Being known as a “cockeyed optimist” isn’t always a compliment. However, Ensign Nellie Forbush, the heroine of the Hammerstein and Logan hit musical “South Pacific” wins the day by being just that. She also brings the house down with the song of that name, in the First Act of the long running hit that opened in 1949 and is still entertaining audiences on several continents.

It’s true that sometimes we ride off into nowhere like Don Quixote in “The Man of la Mancha” dreaming the impossible dream. It’s a great song, and there is a reason Cervantes tale has become a classic. Not all dreamers and all dreams realize their goals, but how often have we found that knocking on a door here, opens a window there?

According the Albert Einstein, “The true sign of intelligence is not knowledge but imagination”. And what is imagination, but the product of a wide-awake dream? And, said psychologist, psychoanalyst, humanistic philosopher Erich Fromm: “Dreams are a microscope through which we see the recesses of the human soul”. Victor Hugo declared, “There Is nothing like a dream to create a future, and C.S. Lewis advised, “You are never too old to set another goal or to dream a new dream.” If you prefer Shakespeare, Prospero ends The Tempest with, “We are such stuff as dreams are made on; and our little life is rounded with a sleep.”

And, finally, to quote playwright Langston Hughes:

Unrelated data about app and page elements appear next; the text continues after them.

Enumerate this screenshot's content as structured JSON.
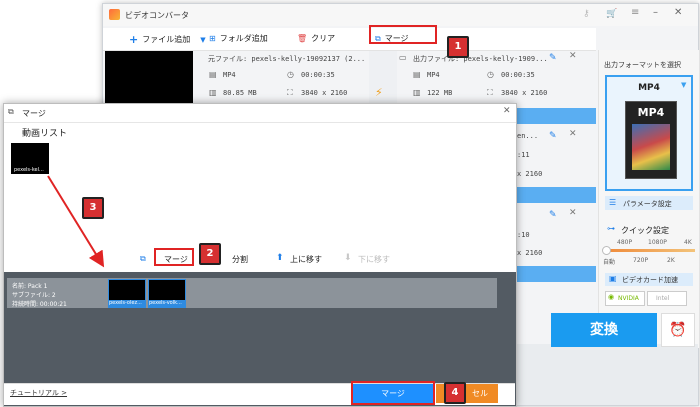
{
  "main_window": {
    "title": "ビデオコンバータ",
    "toolbar": {
      "add_file": "ファイル追加",
      "add_folder": "フォルダ追加",
      "clear": "クリア",
      "merge": "マージ"
    },
    "file_row": {
      "source_label": "元ファイル: pexels-kelly-19092137 (2...",
      "output_label": "出力ファイル: pexels-kelly-1909...",
      "src_format": "MP4",
      "src_duration": "00:00:35",
      "src_size": "80.85 MB",
      "src_resolution": "3840 x 2160",
      "out_format": "MP4",
      "out_duration": "00:00:35",
      "out_size": "122 MB",
      "out_resolution": "3840 x 2160"
    },
    "partial_rows": [
      "en...",
      ":11",
      "x 2160",
      ":10",
      "x 2160",
      ":10",
      "x 2160"
    ],
    "right_panel": {
      "format_heading": "出力フォーマットを選択",
      "format_value": "MP4",
      "format_image_text": "MP4",
      "param_button": "パラメータ設定",
      "quick_setting": "クイック設定",
      "quality_ticks": [
        "480P",
        "1080P",
        "4K"
      ],
      "quality_ticks_bottom": [
        "自動",
        "720P",
        "2K"
      ],
      "gpu_accel": "ビデオカード加速",
      "nvidia": "NVIDIA",
      "intel": "Intel"
    },
    "convert_button": "変換"
  },
  "dialog": {
    "title": "マージ",
    "video_list_label": "動画リスト",
    "clip_name": "pexels-kel...",
    "actions": {
      "merge": "マージ",
      "split": "分割",
      "move_up": "上に移す",
      "move_down": "下に移す"
    },
    "pack": {
      "name": "名前: Pack 1",
      "sub_files": "サブファイル: 2",
      "duration": "持続時間: 00:00:21",
      "clips": [
        "pexels-olez...",
        "pexels-volk..."
      ]
    },
    "tutorial_link": "チュートリアル >",
    "merge_button": "マージ",
    "cancel_partial": "セル"
  },
  "markers": [
    "1",
    "2",
    "3",
    "4"
  ],
  "colors": {
    "accent_blue": "#1e90ff",
    "convert_blue": "#1a9bf0",
    "marker_red": "#d63031",
    "orange": "#f08a24"
  }
}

Hold fast to dreams,
For if dreams die
Life is a broken-winged bird,
That cannot fly.

I rest my case.